Dataset rows for apps and sites
----

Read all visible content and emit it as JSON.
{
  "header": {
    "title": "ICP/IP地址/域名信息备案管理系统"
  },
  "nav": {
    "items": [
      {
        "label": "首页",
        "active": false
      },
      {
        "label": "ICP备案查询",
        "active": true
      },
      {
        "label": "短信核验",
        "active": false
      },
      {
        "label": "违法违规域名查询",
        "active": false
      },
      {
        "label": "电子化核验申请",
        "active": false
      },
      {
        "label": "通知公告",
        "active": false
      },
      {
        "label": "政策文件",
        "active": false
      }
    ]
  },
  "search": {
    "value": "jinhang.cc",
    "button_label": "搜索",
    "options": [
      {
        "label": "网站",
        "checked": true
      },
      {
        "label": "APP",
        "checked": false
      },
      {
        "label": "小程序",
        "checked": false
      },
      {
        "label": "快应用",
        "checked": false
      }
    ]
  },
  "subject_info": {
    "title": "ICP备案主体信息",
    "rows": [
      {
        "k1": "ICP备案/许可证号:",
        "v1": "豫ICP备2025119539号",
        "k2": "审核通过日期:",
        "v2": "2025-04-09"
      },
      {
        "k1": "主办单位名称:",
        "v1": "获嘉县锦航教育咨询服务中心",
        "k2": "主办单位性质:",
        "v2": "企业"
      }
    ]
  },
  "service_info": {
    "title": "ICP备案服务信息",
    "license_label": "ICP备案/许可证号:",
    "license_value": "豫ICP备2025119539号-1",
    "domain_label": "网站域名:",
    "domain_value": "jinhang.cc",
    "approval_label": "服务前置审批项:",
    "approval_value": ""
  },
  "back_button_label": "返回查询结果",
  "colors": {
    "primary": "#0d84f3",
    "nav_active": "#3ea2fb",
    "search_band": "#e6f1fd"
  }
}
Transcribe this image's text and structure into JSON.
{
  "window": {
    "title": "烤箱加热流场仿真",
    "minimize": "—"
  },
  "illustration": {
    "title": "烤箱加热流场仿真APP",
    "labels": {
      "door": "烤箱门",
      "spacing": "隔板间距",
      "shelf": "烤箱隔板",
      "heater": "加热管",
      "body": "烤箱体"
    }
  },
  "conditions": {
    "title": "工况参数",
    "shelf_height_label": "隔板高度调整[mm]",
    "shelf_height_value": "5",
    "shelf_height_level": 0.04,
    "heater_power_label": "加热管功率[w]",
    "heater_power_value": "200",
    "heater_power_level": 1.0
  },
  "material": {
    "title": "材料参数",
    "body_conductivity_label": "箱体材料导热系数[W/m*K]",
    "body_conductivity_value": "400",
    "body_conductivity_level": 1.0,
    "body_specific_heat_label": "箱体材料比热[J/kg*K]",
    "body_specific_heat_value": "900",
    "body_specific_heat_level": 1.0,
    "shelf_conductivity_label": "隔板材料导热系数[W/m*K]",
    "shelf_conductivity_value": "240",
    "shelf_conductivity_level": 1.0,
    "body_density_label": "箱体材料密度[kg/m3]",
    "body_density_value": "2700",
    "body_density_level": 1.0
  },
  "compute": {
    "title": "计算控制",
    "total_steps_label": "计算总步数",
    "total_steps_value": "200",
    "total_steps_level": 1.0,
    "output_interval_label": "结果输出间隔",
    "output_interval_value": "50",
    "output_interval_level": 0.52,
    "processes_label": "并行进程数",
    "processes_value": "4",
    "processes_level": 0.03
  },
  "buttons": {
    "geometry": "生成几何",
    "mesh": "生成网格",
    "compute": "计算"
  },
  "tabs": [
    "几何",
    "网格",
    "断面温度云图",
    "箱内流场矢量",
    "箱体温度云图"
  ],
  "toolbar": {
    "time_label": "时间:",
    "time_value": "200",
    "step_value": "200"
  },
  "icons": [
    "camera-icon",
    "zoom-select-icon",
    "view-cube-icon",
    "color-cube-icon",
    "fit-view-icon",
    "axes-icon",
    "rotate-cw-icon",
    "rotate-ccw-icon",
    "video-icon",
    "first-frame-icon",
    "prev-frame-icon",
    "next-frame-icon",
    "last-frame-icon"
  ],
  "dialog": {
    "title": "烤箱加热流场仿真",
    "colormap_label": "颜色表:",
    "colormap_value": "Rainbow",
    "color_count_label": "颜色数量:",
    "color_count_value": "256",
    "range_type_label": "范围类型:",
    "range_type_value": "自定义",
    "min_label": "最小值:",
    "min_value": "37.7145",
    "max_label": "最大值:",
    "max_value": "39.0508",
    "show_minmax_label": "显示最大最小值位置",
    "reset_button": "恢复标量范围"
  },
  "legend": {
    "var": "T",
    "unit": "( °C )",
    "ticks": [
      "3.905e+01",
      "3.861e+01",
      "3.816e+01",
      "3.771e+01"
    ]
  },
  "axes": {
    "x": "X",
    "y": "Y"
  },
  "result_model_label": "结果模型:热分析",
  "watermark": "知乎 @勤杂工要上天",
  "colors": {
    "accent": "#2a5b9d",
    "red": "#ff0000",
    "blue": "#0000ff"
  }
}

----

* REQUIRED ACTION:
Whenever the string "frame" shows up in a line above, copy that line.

* OUTPUT:
    "first-frame-icon",
    "prev-frame-icon",
    "next-frame-icon",
    "last-frame-icon"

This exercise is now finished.